biostatisticians, and epidemiologists. The difficulty of attracting young people to these vital fields begins at the earliest grade levels, with poor math and science skills, and extends throughout the education pipeline.
The secretary should place a high priority on developing a strategy and tools for workforce improvement (1) in HHS, (2) in the public health and health care professions nationwide, and (3) in the biosciences.
The secretary should immediately strengthen workforce planning in the department and develop a comprehensive strategy to recruit highly qualified public- and private-sector individuals in order to offset the large number of experienced staff expected to retire soon.
Congress should authorize the department, in cooperation with the Office of Personnel Management, to assemble a package of current and innovative programs and benefits designed to encourage talented, experienced individuals to transition back and forth between government and private-sector service, thereby identifying ways to leverage the best of both.
Congress should provide the secretary with additional authority to reward performance, innovation, and the achievement of results, through bonuses, merit-based pay, recognition awards, or other mechanisms of proven effectiveness.

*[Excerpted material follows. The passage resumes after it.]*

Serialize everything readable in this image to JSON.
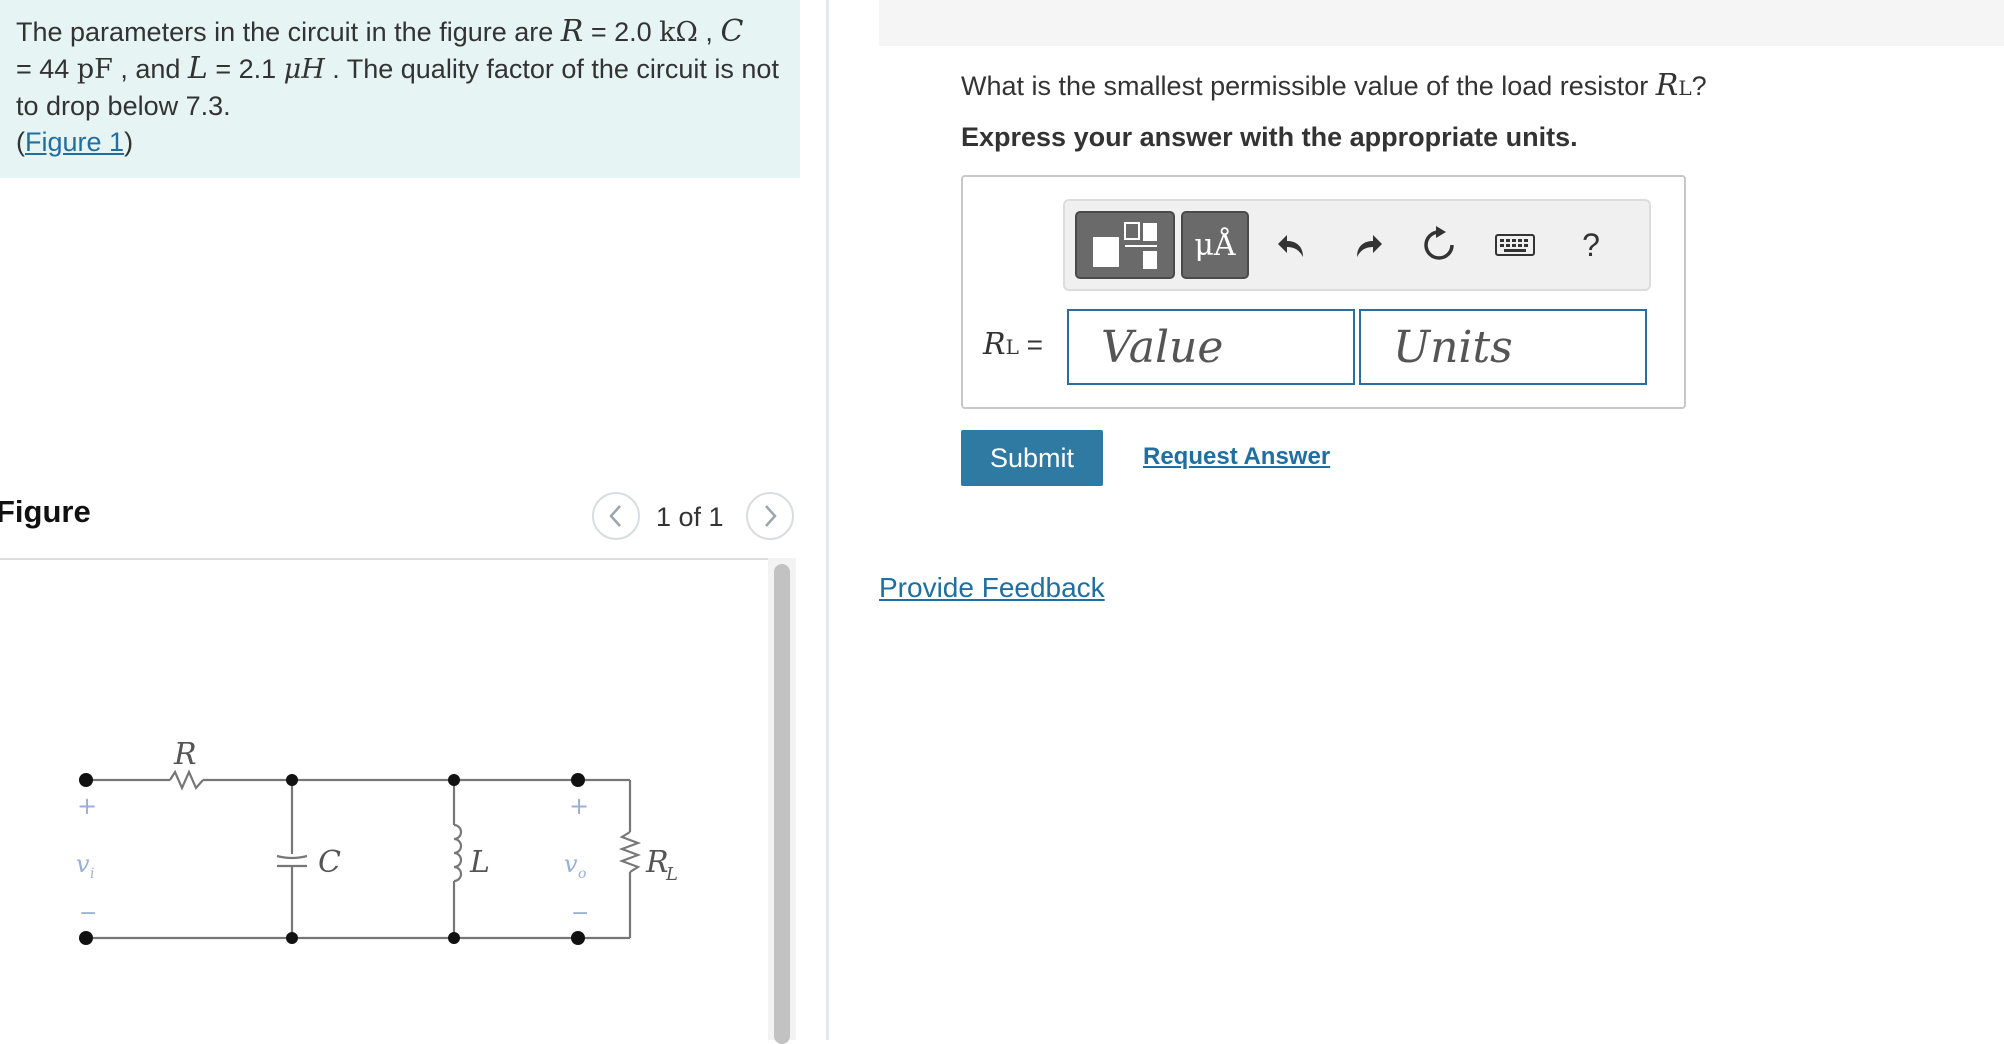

The secretary, in concert with other public and private partners, should develop a comprehensive national strategy to assess and address current and projected gaps in the number, professional mix, geographic distribution, and diversity of the U.S. public health and health care workforces.
To help close projected gaps, the department should evaluate existing health care professional training programs, continued education programs, and graduate medical education funding